*PROBLEM DESCRIPTION*:
Return the count of lines in the following records that include "resource", and nothing more.

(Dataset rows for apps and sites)
==*==

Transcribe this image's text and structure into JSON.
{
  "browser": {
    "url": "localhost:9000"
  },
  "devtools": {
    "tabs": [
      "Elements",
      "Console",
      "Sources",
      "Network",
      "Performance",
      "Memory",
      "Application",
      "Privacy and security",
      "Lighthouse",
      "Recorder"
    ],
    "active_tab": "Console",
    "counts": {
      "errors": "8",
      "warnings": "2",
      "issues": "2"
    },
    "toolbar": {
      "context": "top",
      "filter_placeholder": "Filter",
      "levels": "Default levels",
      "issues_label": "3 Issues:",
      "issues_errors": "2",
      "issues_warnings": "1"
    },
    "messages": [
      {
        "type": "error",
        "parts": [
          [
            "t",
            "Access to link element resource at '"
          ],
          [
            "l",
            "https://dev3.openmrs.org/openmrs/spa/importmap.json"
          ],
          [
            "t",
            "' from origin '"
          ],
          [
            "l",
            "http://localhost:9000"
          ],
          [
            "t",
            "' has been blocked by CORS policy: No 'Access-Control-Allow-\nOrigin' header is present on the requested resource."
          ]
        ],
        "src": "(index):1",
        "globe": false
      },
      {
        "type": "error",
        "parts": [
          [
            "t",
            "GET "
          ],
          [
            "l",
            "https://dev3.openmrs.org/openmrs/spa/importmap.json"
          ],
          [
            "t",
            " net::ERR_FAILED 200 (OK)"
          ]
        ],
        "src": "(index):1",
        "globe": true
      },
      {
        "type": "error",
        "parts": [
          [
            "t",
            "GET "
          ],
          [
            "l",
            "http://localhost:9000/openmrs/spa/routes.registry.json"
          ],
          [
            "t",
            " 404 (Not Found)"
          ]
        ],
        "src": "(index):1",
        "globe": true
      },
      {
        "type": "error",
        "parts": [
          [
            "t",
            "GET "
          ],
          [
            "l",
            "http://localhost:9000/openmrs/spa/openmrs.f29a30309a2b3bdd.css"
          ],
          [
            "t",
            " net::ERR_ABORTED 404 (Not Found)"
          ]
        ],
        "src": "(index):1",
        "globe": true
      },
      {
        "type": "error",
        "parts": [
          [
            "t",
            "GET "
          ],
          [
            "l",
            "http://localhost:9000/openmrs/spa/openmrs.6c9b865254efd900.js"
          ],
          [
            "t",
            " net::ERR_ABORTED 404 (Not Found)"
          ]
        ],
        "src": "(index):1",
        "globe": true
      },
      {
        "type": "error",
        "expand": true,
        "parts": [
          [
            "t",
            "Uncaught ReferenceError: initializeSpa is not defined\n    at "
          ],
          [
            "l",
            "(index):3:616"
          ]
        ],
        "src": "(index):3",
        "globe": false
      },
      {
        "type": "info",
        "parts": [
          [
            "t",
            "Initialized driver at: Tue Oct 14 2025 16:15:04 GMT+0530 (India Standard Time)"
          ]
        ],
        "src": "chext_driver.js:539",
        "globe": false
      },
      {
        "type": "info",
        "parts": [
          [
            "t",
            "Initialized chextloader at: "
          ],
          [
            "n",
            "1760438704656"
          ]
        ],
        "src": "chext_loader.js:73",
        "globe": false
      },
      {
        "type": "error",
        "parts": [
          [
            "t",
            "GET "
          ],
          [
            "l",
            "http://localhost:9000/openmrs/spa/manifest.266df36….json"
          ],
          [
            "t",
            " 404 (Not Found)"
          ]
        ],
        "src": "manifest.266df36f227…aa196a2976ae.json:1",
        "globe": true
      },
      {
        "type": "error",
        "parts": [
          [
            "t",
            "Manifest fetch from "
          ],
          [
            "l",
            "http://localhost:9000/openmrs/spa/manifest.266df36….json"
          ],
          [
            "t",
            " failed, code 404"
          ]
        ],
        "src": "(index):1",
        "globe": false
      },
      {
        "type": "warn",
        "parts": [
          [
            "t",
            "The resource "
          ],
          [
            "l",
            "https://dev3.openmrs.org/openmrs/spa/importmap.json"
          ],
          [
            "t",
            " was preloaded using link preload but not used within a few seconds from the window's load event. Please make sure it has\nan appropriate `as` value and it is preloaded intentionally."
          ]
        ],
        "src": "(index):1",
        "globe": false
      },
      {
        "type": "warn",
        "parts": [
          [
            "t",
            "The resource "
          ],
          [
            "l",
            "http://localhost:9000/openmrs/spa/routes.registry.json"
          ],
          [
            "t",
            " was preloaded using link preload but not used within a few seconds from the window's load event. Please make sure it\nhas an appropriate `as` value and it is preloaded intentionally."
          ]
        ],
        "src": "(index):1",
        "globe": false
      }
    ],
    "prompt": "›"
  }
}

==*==

*WORKED SOLUTION*:
4